→ **EXERCISE AIM**:
Return the entries verbatim and drop every picture.
(ENTRIES SUPPLIED begins)
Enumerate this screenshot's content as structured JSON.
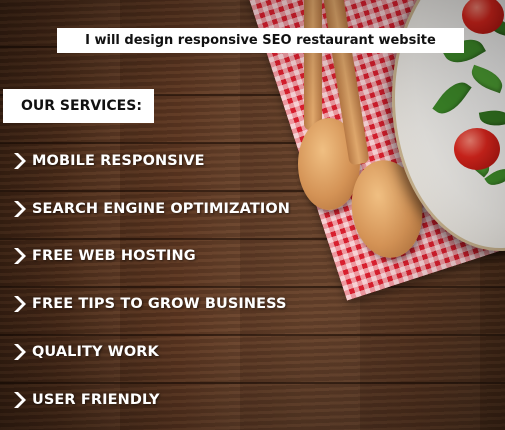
{
  "headline": "I will design responsive SEO restaurant website",
  "services_title": "OUR SERVICES:",
  "services": [
    {
      "label": "MOBILE RESPONSIVE"
    },
    {
      "label": "SEARCH ENGINE OPTIMIZATION"
    },
    {
      "label": "FREE WEB HOSTING"
    },
    {
      "label": "FREE TIPS TO GROW BUSINESS"
    },
    {
      "label": "QUALITY WORK"
    },
    {
      "label": "USER FRIENDLY"
    }
  ],
  "icons": {
    "bullet": "chevron-right-icon"
  },
  "colors": {
    "wood": "#5a3520",
    "text_light": "#ffffff",
    "text_dark": "#111111",
    "box_bg": "#ffffff",
    "tablecloth": "#d81f2e"
  }
}
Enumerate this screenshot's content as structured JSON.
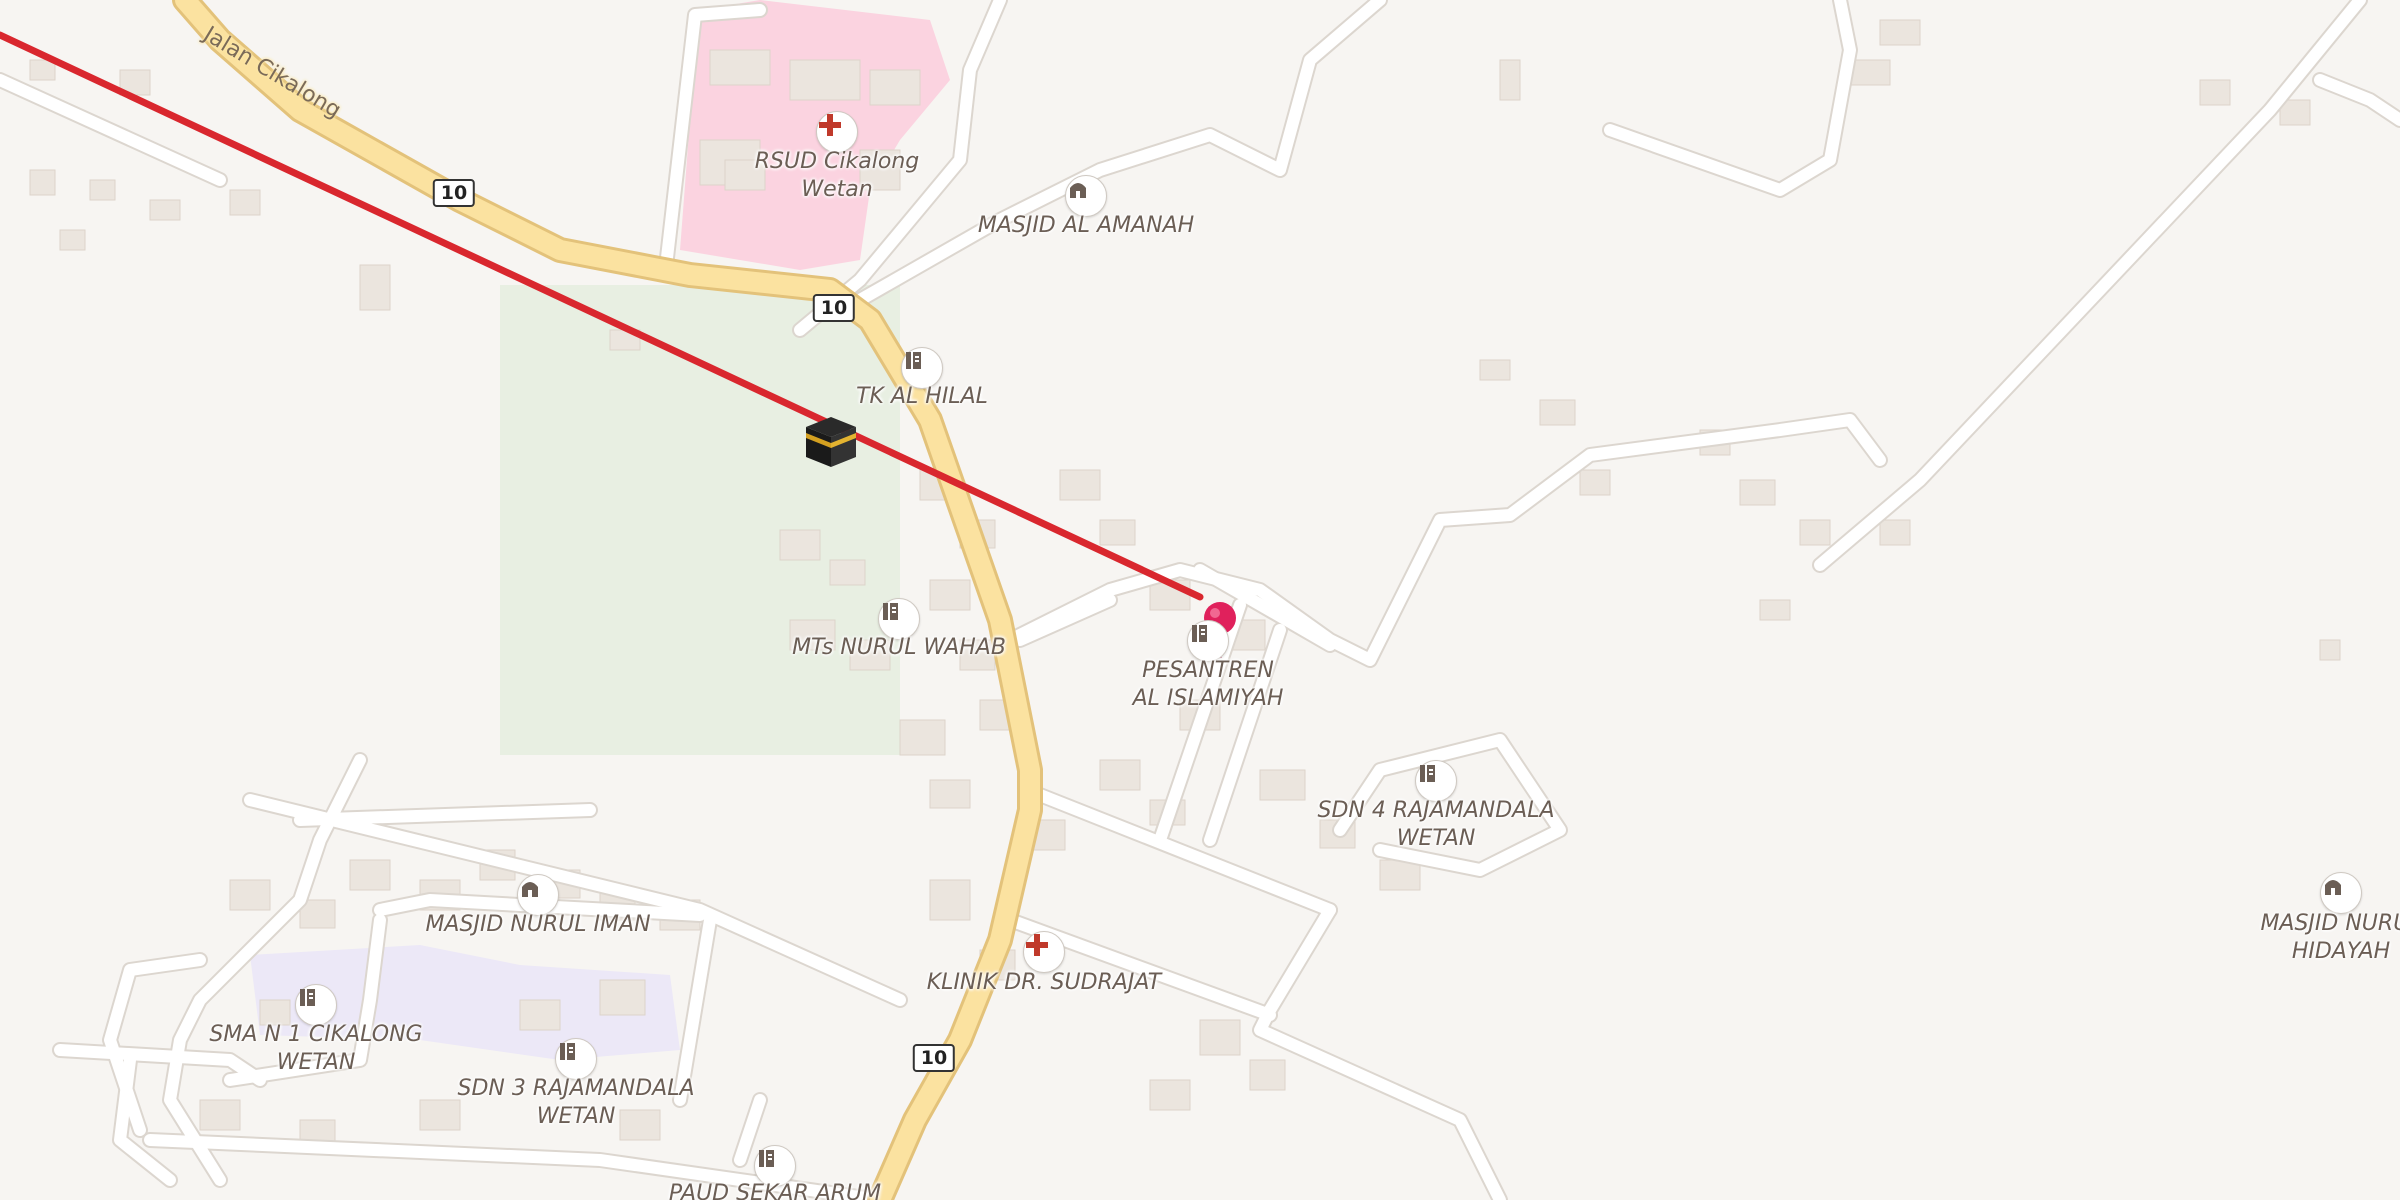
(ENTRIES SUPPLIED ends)
→ **ANSWER AREA**:
Enumerate this screenshot's content as structured JSON.
{
  "headline": "I will design responsive SEO restaurant website",
  "services_title": "OUR SERVICES:",
  "services": [
    {
      "label": "MOBILE RESPONSIVE"
    },
    {
      "label": "SEARCH ENGINE OPTIMIZATION"
    },
    {
      "label": "FREE WEB HOSTING"
    },
    {
      "label": "FREE TIPS TO GROW BUSINESS"
    },
    {
      "label": "QUALITY WORK"
    },
    {
      "label": "USER FRIENDLY"
    }
  ],
  "icons": {
    "bullet": "chevron-right-icon"
  },
  "colors": {
    "wood": "#5a3520",
    "text_light": "#ffffff",
    "text_dark": "#111111",
    "box_bg": "#ffffff",
    "tablecloth": "#d81f2e"
  }
}
Enumerate this screenshot's content as structured JSON.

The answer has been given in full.